▶ [The task]
Show every line of the records below that contains the word "copy".

Dataset rows describing interfaces:
· · · · ·
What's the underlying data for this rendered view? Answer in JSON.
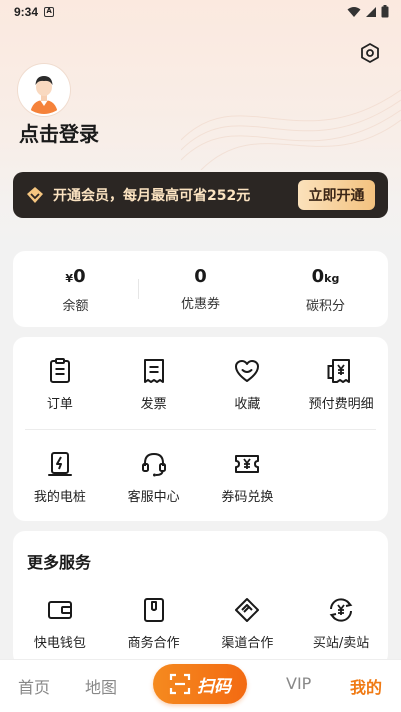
{
  "status_bar": {
    "time": "9:34",
    "a_label": "A"
  },
  "profile": {
    "login_text": "点击登录"
  },
  "vip_banner": {
    "text": "开通会员，每月最高可省252元",
    "button": "立即开通"
  },
  "stats": [
    {
      "prefix": "¥",
      "value": "0",
      "unit": "",
      "label": "余额"
    },
    {
      "prefix": "",
      "value": "0",
      "unit": "",
      "label": "优惠券"
    },
    {
      "prefix": "",
      "value": "0",
      "unit": "kg",
      "label": "碳积分"
    }
  ],
  "orders_grid": {
    "row1": [
      {
        "label": "订单",
        "icon": "clipboard-icon"
      },
      {
        "label": "发票",
        "icon": "receipt-icon"
      },
      {
        "label": "收藏",
        "icon": "heart-icon"
      },
      {
        "label": "预付费明细",
        "icon": "prepaid-receipt-icon"
      }
    ],
    "row2": [
      {
        "label": "我的电桩",
        "icon": "charging-pile-icon"
      },
      {
        "label": "客服中心",
        "icon": "headset-icon"
      },
      {
        "label": "券码兑换",
        "icon": "coupon-icon"
      }
    ]
  },
  "more_services": {
    "title": "更多服务",
    "items": [
      {
        "label": "快电钱包",
        "icon": "wallet-icon"
      },
      {
        "label": "商务合作",
        "icon": "business-icon"
      },
      {
        "label": "渠道合作",
        "icon": "handshake-icon"
      },
      {
        "label": "买站/卖站",
        "icon": "exchange-icon"
      }
    ]
  },
  "tab_bar": {
    "home": "首页",
    "map": "地图",
    "scan": "扫码",
    "vip": "VIP",
    "mine": "我的",
    "active_color": "#f07a14"
  }
}
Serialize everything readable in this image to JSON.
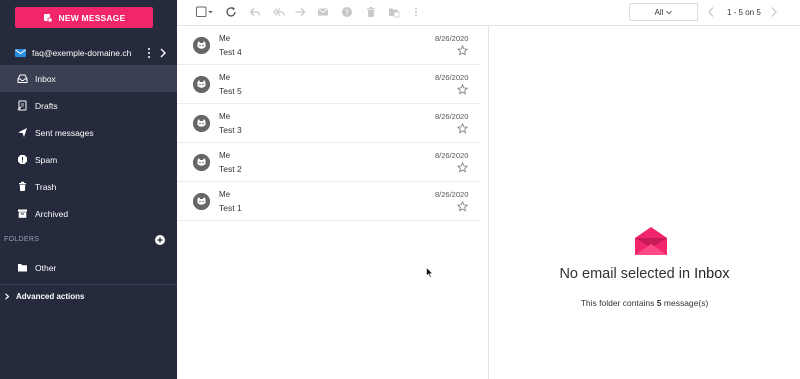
{
  "colors": {
    "accent": "#f0256b",
    "sidebar_bg": "#252a3d",
    "sidebar_active": "#3a3f53",
    "account_icon": "#2a8de0"
  },
  "sidebar": {
    "new_message_label": "NEW MESSAGE",
    "account_email": "faq@exemple-domaine.ch",
    "items": [
      {
        "label": "Inbox",
        "icon": "inbox-icon",
        "active": true
      },
      {
        "label": "Drafts",
        "icon": "drafts-icon",
        "active": false
      },
      {
        "label": "Sent messages",
        "icon": "send-icon",
        "active": false
      },
      {
        "label": "Spam",
        "icon": "spam-icon",
        "active": false
      },
      {
        "label": "Trash",
        "icon": "trash-icon",
        "active": false
      },
      {
        "label": "Archived",
        "icon": "archive-icon",
        "active": false
      }
    ],
    "folders_heading": "FOLDERS",
    "folders": [
      {
        "label": "Other",
        "icon": "folder-icon"
      }
    ],
    "advanced_label": "Advanced actions"
  },
  "toolbar": {
    "filter_label": "All",
    "pagination_text": "1 - 5 on 5"
  },
  "messages": [
    {
      "sender": "Me",
      "subject": "Test 4",
      "date": "8/26/2020"
    },
    {
      "sender": "Me",
      "subject": "Test 5",
      "date": "8/26/2020"
    },
    {
      "sender": "Me",
      "subject": "Test 3",
      "date": "8/26/2020"
    },
    {
      "sender": "Me",
      "subject": "Test 2",
      "date": "8/26/2020"
    },
    {
      "sender": "Me",
      "subject": "Test 1",
      "date": "8/26/2020"
    }
  ],
  "empty_pane": {
    "title_prefix": "No email selected in",
    "folder_name": "Inbox",
    "sub_prefix": "This folder contains",
    "count": "5",
    "sub_suffix": "message(s)"
  }
}
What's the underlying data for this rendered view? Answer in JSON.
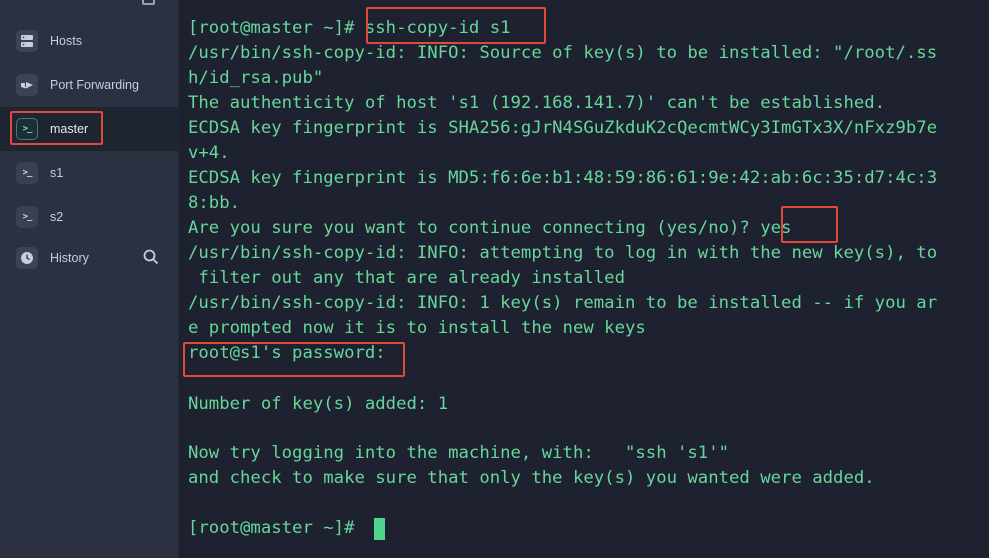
{
  "sidebar": {
    "items": [
      {
        "label": "Hosts",
        "icon": "hosts-icon"
      },
      {
        "label": "Port Forwarding",
        "icon": "port-forwarding-icon"
      },
      {
        "label": "master",
        "icon": "terminal-icon",
        "active": true
      },
      {
        "label": "s1",
        "icon": "terminal-icon"
      },
      {
        "label": "s2",
        "icon": "terminal-icon"
      },
      {
        "label": "History",
        "icon": "history-icon"
      }
    ],
    "terminal_glyph": ">_"
  },
  "terminal": {
    "lines": [
      "[root@master ~]# ssh-copy-id s1",
      "/usr/bin/ssh-copy-id: INFO: Source of key(s) to be installed: \"/root/.ss",
      "h/id_rsa.pub\"",
      "The authenticity of host 's1 (192.168.141.7)' can't be established.",
      "ECDSA key fingerprint is SHA256:gJrN4SGuZkduK2cQecmtWCy3ImGTx3X/nFxz9b7e",
      "v+4.",
      "ECDSA key fingerprint is MD5:f6:6e:b1:48:59:86:61:9e:42:ab:6c:35:d7:4c:3",
      "8:bb.",
      "Are you sure you want to continue connecting (yes/no)? yes",
      "/usr/bin/ssh-copy-id: INFO: attempting to log in with the new key(s), to",
      " filter out any that are already installed",
      "/usr/bin/ssh-copy-id: INFO: 1 key(s) remain to be installed -- if you ar",
      "e prompted now it is to install the new keys",
      "root@s1's password:",
      "Number of key(s) added: 1",
      "Now try logging into the machine, with:   \"ssh 's1'\"",
      "and check to make sure that only the key(s) you wanted were added.",
      "[root@master ~]# "
    ]
  },
  "colors": {
    "terminal_text": "#66d69a",
    "terminal_bg": "#1e2230",
    "sidebar_bg": "#2b3140",
    "highlight": "#e04a39",
    "cursor": "#4fd58b"
  }
}
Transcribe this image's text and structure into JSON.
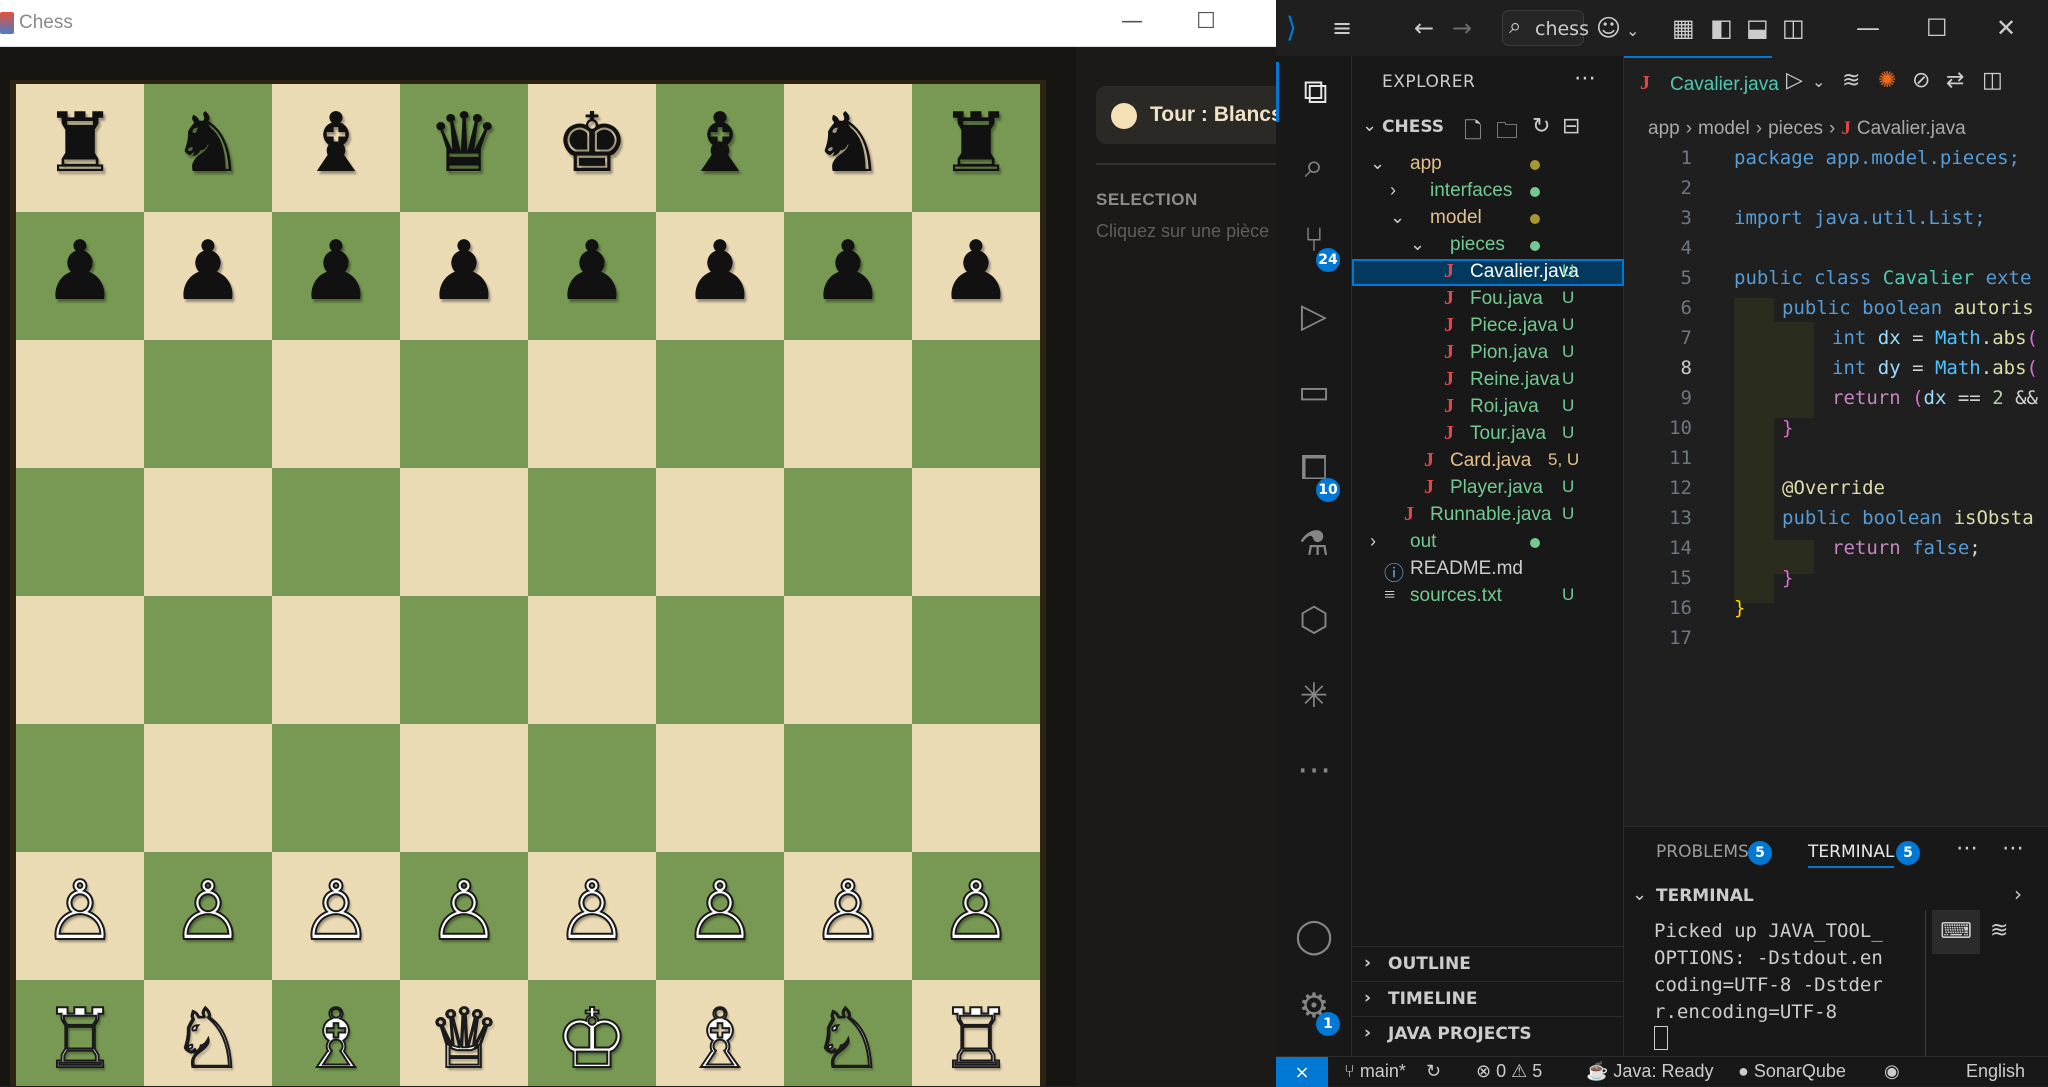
{
  "chess": {
    "window_title": "Chess",
    "minimize_icon": "—",
    "maximize_icon": "☐",
    "turn_label": "Tour : Blancs",
    "selection_heading": "SELECTION",
    "selection_hint": "Cliquez sur une pièce",
    "board_ranks": [
      [
        "♜",
        "♞",
        "♝",
        "♛",
        "♚",
        "♝",
        "♞",
        "♜"
      ],
      [
        "♟",
        "♟",
        "♟",
        "♟",
        "♟",
        "♟",
        "♟",
        "♟"
      ],
      [
        "",
        "",
        "",
        "",
        "",
        "",
        "",
        ""
      ],
      [
        "",
        "",
        "",
        "",
        "",
        "",
        "",
        ""
      ],
      [
        "",
        "",
        "",
        "",
        "",
        "",
        "",
        ""
      ],
      [
        "",
        "",
        "",
        "",
        "",
        "",
        "",
        ""
      ],
      [
        "♙",
        "♙",
        "♙",
        "♙",
        "♙",
        "♙",
        "♙",
        "♙"
      ],
      [
        "♖",
        "♘",
        "♗",
        "♕",
        "♔",
        "♗",
        "♘",
        "♖"
      ]
    ],
    "colors": {
      "light": "#ebdbb5",
      "dark": "#779953"
    }
  },
  "vscode": {
    "search_text": "chess",
    "activity_badges": {
      "source_control": "24",
      "extensions": "10",
      "accounts_gear": "1"
    },
    "explorer_title": "EXPLORER",
    "root_label": "CHESS",
    "tree": [
      {
        "label": "app",
        "color": "#e2c08d",
        "dot": "#a8962e"
      },
      {
        "label": "interfaces",
        "color": "#73c991",
        "dot": "#73c991"
      },
      {
        "label": "model",
        "color": "#e2c08d",
        "dot": "#a8962e"
      },
      {
        "label": "pieces",
        "color": "#73c991",
        "dot": "#73c991"
      },
      {
        "label": "Cavalier.java",
        "color": "#ffffff",
        "status": "U"
      },
      {
        "label": "Fou.java",
        "color": "#73c991",
        "status": "U"
      },
      {
        "label": "Piece.java",
        "color": "#73c991",
        "status": "U"
      },
      {
        "label": "Pion.java",
        "color": "#73c991",
        "status": "U"
      },
      {
        "label": "Reine.java",
        "color": "#73c991",
        "status": "U"
      },
      {
        "label": "Roi.java",
        "color": "#73c991",
        "status": "U"
      },
      {
        "label": "Tour.java",
        "color": "#73c991",
        "status": "U"
      },
      {
        "label": "Card.java",
        "color": "#e2c08d",
        "status": "5, U"
      },
      {
        "label": "Player.java",
        "color": "#73c991",
        "status": "U"
      },
      {
        "label": "Runnable.java",
        "color": "#73c991",
        "status": "U"
      },
      {
        "label": "out",
        "color": "#73c991",
        "dot": "#73c991"
      },
      {
        "label": "README.md",
        "color": "#cccccc"
      },
      {
        "label": "sources.txt",
        "color": "#73c991",
        "status": "U"
      }
    ],
    "sections": {
      "outline": "OUTLINE",
      "timeline": "TIMELINE",
      "java_projects": "JAVA PROJECTS"
    },
    "tab_label": "Cavalier.java",
    "breadcrumb": {
      "a": "app",
      "b": "model",
      "c": "pieces",
      "d": "Cavalier.java"
    },
    "code_lines": [
      "1",
      "2",
      "3",
      "4",
      "5",
      "6",
      "7",
      "8",
      "9",
      "10",
      "11",
      "12",
      "13",
      "14",
      "15",
      "16",
      "17"
    ],
    "code_text": {
      "l1": "package app.model.pieces;",
      "l3": "import java.util.List;",
      "l5a": "public class ",
      "l5b": "Cavalier",
      "l5c": " exte",
      "l6a": "public boolean ",
      "l6b": "autoris",
      "l7a": "int ",
      "l7b": "dx",
      "l7c": " = ",
      "l7d": "Math",
      "l7e": ".",
      "l7f": "abs",
      "l7g": "(",
      "l8a": "int ",
      "l8b": "dy",
      "l8c": " = ",
      "l8d": "Math",
      "l8e": ".",
      "l8f": "abs",
      "l8g": "(",
      "l9a": "return ",
      "l9b": "(",
      "l9c": "dx",
      "l9d": " == ",
      "l9e": "2",
      "l9f": " &&",
      "l10": "}",
      "l12": "@Override",
      "l13a": "public boolean ",
      "l13b": "isObsta",
      "l14a": "return ",
      "l14b": "false",
      "l14c": ";",
      "l15": "}",
      "l16": "}"
    },
    "panel_tabs": {
      "problems": "PROBLEMS",
      "problems_count": "5",
      "terminal": "TERMINAL",
      "terminal_count": "5"
    },
    "terminal_header": "TERMINAL",
    "terminal_output": [
      "Picked up JAVA_TOOL_",
      "OPTIONS: -Dstdout.en",
      "coding=UTF-8 -Dstder",
      "r.encoding=UTF-8"
    ],
    "status": {
      "branch": "main*",
      "errors": "0",
      "warnings": "5",
      "java": "Java: Ready",
      "sonar": "SonarQube",
      "language": "English"
    }
  }
}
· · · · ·
▶ [Problem solution]
      "[root@master ~]# ssh-copy-id s1",
      "/usr/bin/ssh-copy-id: INFO: Source of key(s) to be installed: \"/root/.ss",
      "/usr/bin/ssh-copy-id: INFO: attempting to log in with the new key(s), to",
      "/usr/bin/ssh-copy-id: INFO: 1 key(s) remain to be installed -- if you ar",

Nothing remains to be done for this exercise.